Although 2018 was comparatively light in terms of new legislation, there are still a number of important changes all landlords letting residential property need to know. At Townends, we look after properties as if they were our own, so our lettings team is always monitoring for updates. If you want a team that is constantly looking out for you, get in touch today.
Here, we outline the significant changes that came into force in England during 2018 and look ahead to 2019...
How to Rent Guide
All landlords need to provide their tenants with an up-to-date How to Rent checklist. This applies to all new tenancies, or tenancies that have been renewed from 9 July 2018 and is available from the Ministry of Housing, Communities and Local Government (MHCLG).
Crucially, landlords who haven’t provided their tenants with this information won’t be able to regain possession of their property as it renders a Section 21 notice invalid – so make sure you provide your tenants with a copy of the latest guide at the start of each tenancy. At time of writing* the most recent edition was published in July 2018.
New Minimum Energy Efficiency Standards
From April 2018, all rental properties under new tenancies need to have a minimum energy performance rating of E or above. From April 2020, this will apply to all tenancies. If you find that your property falls below this standard, take a look at funding options such as The Green Deal.
Some exemptions do apply, but your property must be registered on the National PRS Exemptions Register if applicable.
Gas Safety checks
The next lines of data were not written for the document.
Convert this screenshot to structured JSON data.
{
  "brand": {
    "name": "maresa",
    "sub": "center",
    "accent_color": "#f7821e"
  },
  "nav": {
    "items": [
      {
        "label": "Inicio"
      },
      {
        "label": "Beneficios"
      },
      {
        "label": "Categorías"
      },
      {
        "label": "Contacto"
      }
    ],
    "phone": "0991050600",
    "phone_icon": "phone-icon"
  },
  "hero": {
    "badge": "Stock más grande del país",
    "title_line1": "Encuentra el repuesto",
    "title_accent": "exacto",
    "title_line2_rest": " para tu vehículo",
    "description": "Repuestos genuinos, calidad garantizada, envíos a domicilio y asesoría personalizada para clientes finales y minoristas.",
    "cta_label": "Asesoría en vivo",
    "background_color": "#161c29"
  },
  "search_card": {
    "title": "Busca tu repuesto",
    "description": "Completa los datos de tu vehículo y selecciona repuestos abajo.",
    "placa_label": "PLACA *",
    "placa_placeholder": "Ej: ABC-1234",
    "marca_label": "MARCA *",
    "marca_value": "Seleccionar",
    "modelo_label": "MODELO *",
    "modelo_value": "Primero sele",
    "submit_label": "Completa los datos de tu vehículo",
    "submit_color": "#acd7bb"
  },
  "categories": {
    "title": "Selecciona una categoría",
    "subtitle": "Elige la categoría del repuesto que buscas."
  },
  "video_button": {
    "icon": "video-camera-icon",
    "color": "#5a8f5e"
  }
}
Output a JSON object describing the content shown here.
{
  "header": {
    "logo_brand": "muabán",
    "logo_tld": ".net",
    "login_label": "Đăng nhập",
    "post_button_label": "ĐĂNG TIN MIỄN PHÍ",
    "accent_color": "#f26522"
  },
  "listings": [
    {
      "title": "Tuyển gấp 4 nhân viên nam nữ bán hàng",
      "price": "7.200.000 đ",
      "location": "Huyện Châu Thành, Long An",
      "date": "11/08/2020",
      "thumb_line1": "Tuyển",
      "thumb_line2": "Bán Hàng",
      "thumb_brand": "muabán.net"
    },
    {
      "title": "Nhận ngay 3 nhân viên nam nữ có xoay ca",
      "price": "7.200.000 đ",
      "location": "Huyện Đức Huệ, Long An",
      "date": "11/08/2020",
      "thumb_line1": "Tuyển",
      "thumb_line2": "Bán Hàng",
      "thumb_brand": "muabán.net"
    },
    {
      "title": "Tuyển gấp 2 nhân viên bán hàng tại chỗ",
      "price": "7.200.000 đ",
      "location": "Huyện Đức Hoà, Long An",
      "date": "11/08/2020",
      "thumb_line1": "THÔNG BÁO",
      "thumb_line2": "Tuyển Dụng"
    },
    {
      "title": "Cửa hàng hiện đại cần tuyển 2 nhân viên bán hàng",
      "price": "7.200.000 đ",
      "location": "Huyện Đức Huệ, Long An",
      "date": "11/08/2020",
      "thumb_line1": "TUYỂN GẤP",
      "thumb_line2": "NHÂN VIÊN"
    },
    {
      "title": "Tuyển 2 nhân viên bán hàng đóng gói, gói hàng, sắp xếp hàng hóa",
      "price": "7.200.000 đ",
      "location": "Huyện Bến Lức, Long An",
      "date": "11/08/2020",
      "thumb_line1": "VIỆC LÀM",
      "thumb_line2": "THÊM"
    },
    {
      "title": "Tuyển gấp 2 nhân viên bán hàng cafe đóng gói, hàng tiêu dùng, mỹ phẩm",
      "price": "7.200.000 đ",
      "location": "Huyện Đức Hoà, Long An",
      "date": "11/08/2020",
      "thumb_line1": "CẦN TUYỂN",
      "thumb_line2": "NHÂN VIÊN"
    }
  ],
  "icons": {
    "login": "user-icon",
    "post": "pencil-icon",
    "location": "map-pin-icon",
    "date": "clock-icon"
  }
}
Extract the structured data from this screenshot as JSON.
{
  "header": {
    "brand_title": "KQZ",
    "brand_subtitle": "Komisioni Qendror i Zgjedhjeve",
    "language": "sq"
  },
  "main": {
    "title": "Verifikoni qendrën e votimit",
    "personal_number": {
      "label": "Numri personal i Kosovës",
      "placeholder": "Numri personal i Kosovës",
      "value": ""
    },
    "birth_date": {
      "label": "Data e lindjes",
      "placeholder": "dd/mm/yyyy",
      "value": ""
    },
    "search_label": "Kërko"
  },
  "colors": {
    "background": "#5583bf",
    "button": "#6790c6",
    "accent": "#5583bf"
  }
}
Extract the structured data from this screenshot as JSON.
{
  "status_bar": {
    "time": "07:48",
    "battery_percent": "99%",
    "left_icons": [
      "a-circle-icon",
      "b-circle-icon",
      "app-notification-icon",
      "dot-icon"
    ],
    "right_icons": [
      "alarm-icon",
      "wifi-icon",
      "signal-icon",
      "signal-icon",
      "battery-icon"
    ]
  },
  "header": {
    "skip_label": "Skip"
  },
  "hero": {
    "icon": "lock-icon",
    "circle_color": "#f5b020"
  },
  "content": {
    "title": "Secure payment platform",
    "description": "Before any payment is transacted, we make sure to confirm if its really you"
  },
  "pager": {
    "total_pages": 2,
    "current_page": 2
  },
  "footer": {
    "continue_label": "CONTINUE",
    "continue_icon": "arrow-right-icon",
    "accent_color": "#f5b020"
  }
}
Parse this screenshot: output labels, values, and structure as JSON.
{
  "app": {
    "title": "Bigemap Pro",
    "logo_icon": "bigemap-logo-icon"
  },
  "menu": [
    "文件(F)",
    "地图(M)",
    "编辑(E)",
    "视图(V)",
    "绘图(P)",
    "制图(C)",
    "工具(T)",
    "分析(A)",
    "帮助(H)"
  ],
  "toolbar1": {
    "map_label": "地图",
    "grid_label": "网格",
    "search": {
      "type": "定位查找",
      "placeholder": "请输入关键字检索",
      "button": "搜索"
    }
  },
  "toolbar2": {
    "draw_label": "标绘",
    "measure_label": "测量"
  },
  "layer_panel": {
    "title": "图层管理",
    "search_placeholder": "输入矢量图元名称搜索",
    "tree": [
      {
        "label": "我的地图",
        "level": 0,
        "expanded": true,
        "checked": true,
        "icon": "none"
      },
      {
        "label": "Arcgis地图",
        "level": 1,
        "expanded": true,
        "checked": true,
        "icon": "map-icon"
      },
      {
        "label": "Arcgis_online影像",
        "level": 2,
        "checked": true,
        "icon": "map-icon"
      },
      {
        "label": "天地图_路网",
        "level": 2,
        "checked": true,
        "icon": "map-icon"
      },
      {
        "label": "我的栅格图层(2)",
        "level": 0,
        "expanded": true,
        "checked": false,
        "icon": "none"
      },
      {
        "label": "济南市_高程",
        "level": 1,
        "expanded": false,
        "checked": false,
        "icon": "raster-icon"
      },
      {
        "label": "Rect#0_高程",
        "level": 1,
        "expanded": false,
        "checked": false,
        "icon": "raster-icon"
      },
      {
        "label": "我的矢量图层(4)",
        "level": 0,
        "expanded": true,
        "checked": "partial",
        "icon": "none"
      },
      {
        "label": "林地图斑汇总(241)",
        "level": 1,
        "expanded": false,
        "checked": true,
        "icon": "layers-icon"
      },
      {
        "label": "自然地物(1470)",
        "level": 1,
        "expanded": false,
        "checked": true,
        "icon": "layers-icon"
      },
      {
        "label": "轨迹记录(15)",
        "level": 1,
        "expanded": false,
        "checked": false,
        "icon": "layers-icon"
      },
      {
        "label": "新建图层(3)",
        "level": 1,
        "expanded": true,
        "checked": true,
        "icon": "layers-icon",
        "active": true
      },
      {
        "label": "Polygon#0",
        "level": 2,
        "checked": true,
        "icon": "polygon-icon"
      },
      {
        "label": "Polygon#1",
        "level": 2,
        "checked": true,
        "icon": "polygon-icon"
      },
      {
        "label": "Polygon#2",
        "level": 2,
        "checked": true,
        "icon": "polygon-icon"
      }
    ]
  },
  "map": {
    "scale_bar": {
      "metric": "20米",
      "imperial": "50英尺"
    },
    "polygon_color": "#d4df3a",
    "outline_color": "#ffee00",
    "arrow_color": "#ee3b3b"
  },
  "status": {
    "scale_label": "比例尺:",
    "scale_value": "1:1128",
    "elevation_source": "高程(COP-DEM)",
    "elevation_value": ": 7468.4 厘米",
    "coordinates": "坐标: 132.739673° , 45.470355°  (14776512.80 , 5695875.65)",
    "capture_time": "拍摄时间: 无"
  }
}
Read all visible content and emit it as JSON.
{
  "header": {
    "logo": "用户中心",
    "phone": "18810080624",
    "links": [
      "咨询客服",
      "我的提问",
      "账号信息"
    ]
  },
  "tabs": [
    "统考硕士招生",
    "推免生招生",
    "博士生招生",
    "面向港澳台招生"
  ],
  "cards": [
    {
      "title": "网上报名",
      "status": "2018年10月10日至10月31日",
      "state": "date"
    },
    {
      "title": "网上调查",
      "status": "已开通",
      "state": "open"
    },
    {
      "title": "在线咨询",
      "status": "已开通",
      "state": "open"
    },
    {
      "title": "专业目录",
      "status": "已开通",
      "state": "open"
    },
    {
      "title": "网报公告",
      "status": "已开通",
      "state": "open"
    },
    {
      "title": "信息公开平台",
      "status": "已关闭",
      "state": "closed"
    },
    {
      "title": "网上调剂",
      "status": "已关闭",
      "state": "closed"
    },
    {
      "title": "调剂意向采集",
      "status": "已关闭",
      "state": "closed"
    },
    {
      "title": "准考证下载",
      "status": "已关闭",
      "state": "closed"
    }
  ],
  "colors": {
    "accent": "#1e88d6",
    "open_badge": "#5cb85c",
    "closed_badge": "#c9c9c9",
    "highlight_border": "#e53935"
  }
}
Recent changes mean landlords will have more flexibility when obtaining a gas safety certificate. Put simply, landlords can now complete a gas safety record up to two months before the date it needs to be renewed – much like a car MOT.
Banning Orders and Rogue Landlord/ Agent Database
From April 2018, local authorities can apply to obtain a banning order against any landlord or agent after they have been convicted of an offence, such as illegally evicting a tenant or not obtaining the correct HMO license.
These changes mean they will also be placed on a national database and the control of the property (including all rent) will pass to the local authority for a minimum of 12 months. However, the landlord will still be liable for the property.
Although the national database isn’t yet publicly available, a similar database for London can be viewed online.
Mortgage Interest Relief Reduction
Before April 2017, landlords were able to deduct the interest they paid on mortgages from their taxable income, allowing them to pay tax on profits rather than on turnover. From April 2018, landlords were only able to offset 50% of their mortgage interest. This is set to drop to 0% in 2020. Mortgage Interest Relief has been replaced by landlords being able to offset a basic rate (20%) deduction from their rental income.
General Data Protection Regulations (GDPR)
In May 2018, significant changes were made to Data Protection rules. These now require landlords to audit the information they currently hold about people, how it is treated and how long it is retained.
The changes can be complex, so the Information Commissioner’s Office has produced a 12 step guide alongside more information about complying with the new legislation.
Houses in Multiple Occupation and Residential Property Licensing Reforms
Changes will now require any property with five or more unrelated occupiers to have an HMO licence; irrespective of the number of storeys in the property. Minimum room size regulations have also been published – these prescribe the national minimum sizes for rooms used as sleeping accommodation and require landlords to adhere to council refuse schemes.
Read more about these changes here.
What next for 2019?
The first major change set to land in April 2019 is the long-debated tenant fees ban. The aim of the Tenant Fees Bill is to reduce the costs that tenants face when beginning a tenancy. Further clarification on the new rules have since been published. For example, landlords must make sure that security deposits don’t exceed five weeks’ rent and holding deposits must be capped at one weeks’ rent.
The penalties for non-compliance are severe, with a fine of £5,000 for an initial breach of the ban. ARLA Propertymark has outlined all the need-to-know clarifications on their website.
Another major change for the PRS is the introduction of compulsory Client Money Protection (CMP). From April 2019, all lettings agents must belong to a Government approved CMP scheme, which offers their clients greater protection (Townends already belongs to such a scheme). Crucially, the agent must ensure the level of CMP membership provides sufficient cover to compensate clients for the maximum amount of client money that they hold – so make sure your agent is protecting your interests with the right cover.
The amount of legislation governing the private-rented sector can be overwhelming. If you’d like to reap the rewards of letting property and still have peace of mind that everything is in hand, speak to one of our experts about our Lettings services today.